It is absolutely normal to be nervous before a presentation. When you stand up and it’s such a dead moment that you feel that every step you take gets you closer to purgatory.
You start sweating, everyone around starts whispering, and the guy in the back speaks louder. You’re holding an A4 sheet scribbled on both sides. Nobody else understands what you wrote there. And you’re walking … and walking … and you get to the front. They’re looking at you, you’re looking at them and you ask yourself “where did all these people come from?” One person in the first row raises an eyebrow as if they’re commenting about your clothes “couldn’t he have at least ironed his shirt?” You begin and…
I think that would be a moment that every one of us who have presented something at least once, has experienced. I admit it. I like presentations and I would gladly attend and talk at presentations.

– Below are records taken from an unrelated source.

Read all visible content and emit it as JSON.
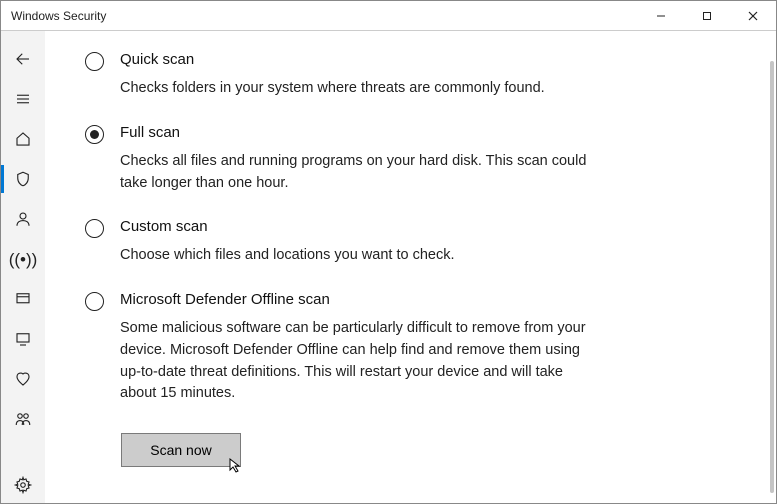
{
  "window": {
    "title": "Windows Security"
  },
  "sidebar": {
    "items": [
      {
        "name": "back-icon"
      },
      {
        "name": "menu-icon"
      },
      {
        "name": "home-icon"
      },
      {
        "name": "shield-icon",
        "active": true
      },
      {
        "name": "account-icon"
      },
      {
        "name": "firewall-icon"
      },
      {
        "name": "app-browser-icon"
      },
      {
        "name": "device-security-icon"
      },
      {
        "name": "device-health-icon"
      },
      {
        "name": "family-icon"
      }
    ],
    "settings": {
      "name": "settings-icon"
    }
  },
  "options": [
    {
      "id": "quick",
      "title": "Quick scan",
      "desc": "Checks folders in your system where threats are commonly found.",
      "selected": false
    },
    {
      "id": "full",
      "title": "Full scan",
      "desc": "Checks all files and running programs on your hard disk. This scan could take longer than one hour.",
      "selected": true
    },
    {
      "id": "custom",
      "title": "Custom scan",
      "desc": "Choose which files and locations you want to check.",
      "selected": false
    },
    {
      "id": "offline",
      "title": "Microsoft Defender Offline scan",
      "desc": "Some malicious software can be particularly difficult to remove from your device. Microsoft Defender Offline can help find and remove them using up-to-date threat definitions. This will restart your device and will take about 15 minutes.",
      "selected": false
    }
  ],
  "action": {
    "scan_label": "Scan now"
  }
}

When I was in college, I couldn’t wait to receive a homework that required a presentation. I used to take the homework …write it down… go home … and turn on the TV. I didn’t care that the presentation was so much work. I did not care that the teacher was the most dreadful man on Earth. I could find the topics in the book or on Google. And finally, why say stuff that people could read themselves? So I would always choose the way of making the presentations more interesting, let’s say weirder. Yes, I wanted my presentation to be as weird as possible.
Whatever I wanted, I usually found by watching TV. Energy, humor, stage presence, body language and the magical secret.
I can remember the presentation I had when I presented my final paper at college. It was about Obama’s first marketing campaign. I don’t know how others were but I’ve really learned something from that paper. It represented more than some meaningless words thrown somewhere on a paper. That was the moment when I realized even harder that I want to be in the marketing and social media industry.
And then the day when I was supposed to present my work came. My teacher hasn’t seen my presentation beforehand and I did not have the required number of slides. I made the layouts by myself in Photoshop and they contained almost no written text. I was simply excited about the result. I lived what I presented. And they had nothing to compare my paper with because at that moment there was no book whatsoever on Obama’s marketing campaign.
I put my energy into it, I talked to the class, I snuck a little humor there (by the way, don’t put humor in your final exam presentation: there are teachers who might not get it and you might get in trouble), due to my years of acting I knew how to move my body and my arms and the secret component was …. well it was magic.
Now let’s get back to our everyday work!
Many of you are marketers or advertisers that are going to clients/bosses to present an idea, a product, a campaign or a project. In some ways you’re right, you cannot put everything on the table for the client because there are some people so greedy that they will steal your idea. Or there are some other moments when you need a great story to tell your boss, but not too short and not too long. I completely understand this. But why don’t you give the customer just a small appetizer that will make him pay for the whole men?
So you want to know which is the only rule (that is not a secret) you need to know before you go on stage:
Just sell something that people want to buy!
And to make it even more easier for you to understand what is this all about, I will split this sentence in 3 points:
1. Sell Something
If you are a marketer, than you definitely want to sell something for somebody. So before you go up on the stage think about this “What will be the topic/product/idea that I want to sell?” And let’s get a little bit forward with the theory “I want to sell a dream”. A dream is not something that will get you money. You can sell time, as Uber does. You can sell connection, as Facebook does. You can sell productivity, as Apple does. So, what will you sell with your presentation?
Those who will listen to your presentation have their own agenda, their own context and their own culture. Think about is. All of them, even if they are 5, 10, 100, or 1000 people in the room, they gave you their time so now you need to give them something back. I know that there is a lot of pressure, but when you know what you want to sell, that means that you already know who they are, what they want and how they want it. So, who is your audience?
3. Want to buy
As I told you before, people present in that room are there because they gave you their time, so they want something back for that. The ball is in your court. You are on the stage and they are willing to listen to you. Make every second count, every slide in the presentation inspire. Use every answer and every moment to connect with your audience. Why? Because they want to buy something from you, and you need to take advantage of this opportunity.
Guess what, there are no secret steps to have a great, successful presentation.
There is only one way you can go, and this is by hard working, having patience and trying to gain as much experience you can.